An add-as-you-go pile will not heat up to that extent. The way to do it is to mix up a nice big batch at one time, with fresh greens, and the right moisture content, and pile it up. I used to do big batches during spring grass clipping curb thieving season: Grass, bagged leaves from last fall, and sawdust or wood shavings if I had them. A cubic yard of that would go over 150 in a couple of days.CitizenOfThePlanet wrote:I would love to get it that hot!! haha. What does one need to do to get their compost bin up to 150 degrees?
Speaking of worms, I'm not seeing many at all in my compost piles.
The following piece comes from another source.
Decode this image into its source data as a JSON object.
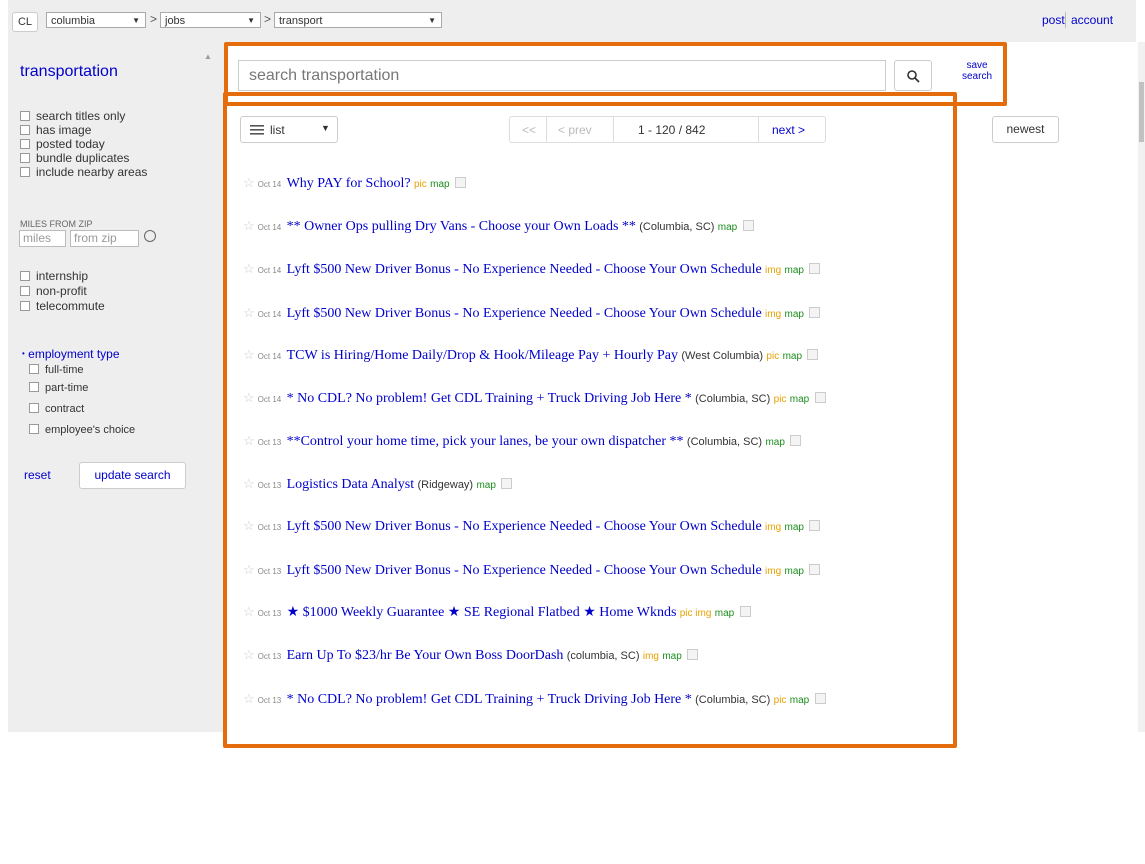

I recently pulled about 18" of good composted soil off the bottom of my pile and saw maybe two worms. My pile is on the ground, and I still haven't seen many. Do you think I should invest in some worms and get the process started, or will adding coffee grounds this year do the trick (I've never added them before)?rot wrote:..
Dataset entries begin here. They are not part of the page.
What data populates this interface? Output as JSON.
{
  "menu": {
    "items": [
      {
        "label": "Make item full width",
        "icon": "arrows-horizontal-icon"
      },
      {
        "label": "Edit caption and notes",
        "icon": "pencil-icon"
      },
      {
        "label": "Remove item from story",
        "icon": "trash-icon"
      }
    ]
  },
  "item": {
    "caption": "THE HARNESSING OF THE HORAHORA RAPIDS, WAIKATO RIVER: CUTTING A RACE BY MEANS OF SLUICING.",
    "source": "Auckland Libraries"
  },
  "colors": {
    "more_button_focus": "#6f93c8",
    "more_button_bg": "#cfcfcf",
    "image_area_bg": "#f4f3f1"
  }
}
Follow the ten percent rule and I'm sure the coffee grounds will be a great addition. The excess can go on beds and worms dig it.
When your pile cools off - don't fret, it will - the worms will move in from the ground. They'll leave their cocoons and you'll be spreading worms as you spread the finished product.